Last night, Klaus Ottmann, director of the Center for the Study of Modern Art and curator at large, gave his talk Rothko and Color: A Two-Part Meditation to a packed house of 275 attendees. The auditorium was filled to capacity, standing room filled. Even our overflow seating outside of the auditorium was brimming, with people sitting on the floor and lining the walls. With our permanently installed Rothko Room, the special hanging at the National Gallery of Art, and the impending opening of John Logan’s play Red at Arena Stage, D.C. is fully embracing Mark Rothko’s exploration of the experience of color.
On a recent Spotlight Tour, Joseph Marioni’s bright canvases left many in the group cold. Responses ranged from a resolute “not interested” to a searching, “what do they add to the history of art?” Gallery Educator Alice Shih pointed out that, for some, Joseph Marioni‘s paintings may be best brought into focus by the work of other artists hanging nearby. Alice pointed out sight lines from Marioni to Matisse, to Kandinsky, and along a river of blues and pinks in Gene Davis, to Morris Louis, Adolph Gottlieb, diving into two deep blue Marionis a few galleries beyond.
Alice built further context through metaphor. She told us that the feeling of “egg yolk” pops into her head when she looks at a particular yellow painting by Marioni. (I see pollen, which leads me to the work of another artist recently at the Phillips).
Later I asked Alice if this kind of color association happens for her with other works by Marioni. She shared this list:
*Red Painting (2002): lava
*Yellow Painting, (2011): the song Good Day Sunshine by The Beatles
*Blue Painting (1995): the night sky (it has spotty moments when it could seem like stars)

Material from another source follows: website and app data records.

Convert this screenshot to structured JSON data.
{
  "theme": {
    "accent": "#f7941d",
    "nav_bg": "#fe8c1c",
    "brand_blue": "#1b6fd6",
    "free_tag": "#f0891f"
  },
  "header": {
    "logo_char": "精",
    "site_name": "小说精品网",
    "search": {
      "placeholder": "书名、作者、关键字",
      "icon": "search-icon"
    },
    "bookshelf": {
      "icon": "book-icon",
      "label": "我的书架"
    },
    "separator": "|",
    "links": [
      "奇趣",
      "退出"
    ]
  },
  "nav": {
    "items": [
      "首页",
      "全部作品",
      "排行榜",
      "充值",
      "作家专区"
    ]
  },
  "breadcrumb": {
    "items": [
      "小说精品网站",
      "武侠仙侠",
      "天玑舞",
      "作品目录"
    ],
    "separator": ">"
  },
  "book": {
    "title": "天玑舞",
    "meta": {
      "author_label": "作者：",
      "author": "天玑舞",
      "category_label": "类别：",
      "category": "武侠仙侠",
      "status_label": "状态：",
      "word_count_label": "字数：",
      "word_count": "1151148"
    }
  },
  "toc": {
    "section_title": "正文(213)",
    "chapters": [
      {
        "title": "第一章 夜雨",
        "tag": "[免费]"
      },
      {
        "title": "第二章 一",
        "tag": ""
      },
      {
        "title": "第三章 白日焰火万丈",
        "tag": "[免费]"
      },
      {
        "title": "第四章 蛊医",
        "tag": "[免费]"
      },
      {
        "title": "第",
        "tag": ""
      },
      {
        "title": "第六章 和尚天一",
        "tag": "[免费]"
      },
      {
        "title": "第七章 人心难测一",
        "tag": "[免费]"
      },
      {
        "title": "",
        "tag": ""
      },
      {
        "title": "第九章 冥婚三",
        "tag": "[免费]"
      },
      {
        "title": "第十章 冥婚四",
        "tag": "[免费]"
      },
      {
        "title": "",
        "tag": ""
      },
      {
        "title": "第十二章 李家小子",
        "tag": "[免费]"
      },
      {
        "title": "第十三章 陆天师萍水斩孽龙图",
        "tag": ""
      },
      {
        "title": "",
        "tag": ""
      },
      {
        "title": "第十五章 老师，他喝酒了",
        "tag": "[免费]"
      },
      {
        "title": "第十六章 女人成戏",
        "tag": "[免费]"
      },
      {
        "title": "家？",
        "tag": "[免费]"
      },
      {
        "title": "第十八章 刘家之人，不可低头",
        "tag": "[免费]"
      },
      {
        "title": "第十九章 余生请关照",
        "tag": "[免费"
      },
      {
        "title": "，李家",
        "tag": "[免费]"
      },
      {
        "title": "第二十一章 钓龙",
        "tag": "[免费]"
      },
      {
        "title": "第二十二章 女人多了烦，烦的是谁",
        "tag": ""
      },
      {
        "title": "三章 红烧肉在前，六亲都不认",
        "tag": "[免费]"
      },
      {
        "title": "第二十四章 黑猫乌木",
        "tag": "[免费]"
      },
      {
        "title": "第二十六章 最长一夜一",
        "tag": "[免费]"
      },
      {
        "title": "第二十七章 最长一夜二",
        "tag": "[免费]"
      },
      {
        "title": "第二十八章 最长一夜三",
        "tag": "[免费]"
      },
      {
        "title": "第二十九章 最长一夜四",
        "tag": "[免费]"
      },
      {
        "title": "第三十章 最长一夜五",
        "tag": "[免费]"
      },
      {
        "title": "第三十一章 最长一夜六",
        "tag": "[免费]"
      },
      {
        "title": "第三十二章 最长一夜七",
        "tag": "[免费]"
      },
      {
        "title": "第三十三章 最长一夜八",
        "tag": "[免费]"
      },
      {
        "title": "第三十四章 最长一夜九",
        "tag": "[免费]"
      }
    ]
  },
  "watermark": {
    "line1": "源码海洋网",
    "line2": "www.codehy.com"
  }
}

Does Marioni’s work bring up particular memories, sensations, references, or metaphors for you? Please comment and let us know.
Cecilia Wichmann, Publicity and Marketing Manager
The new installation on the second floor–Eye to Eye: Joseph Marioni at the Phillips–is full of color.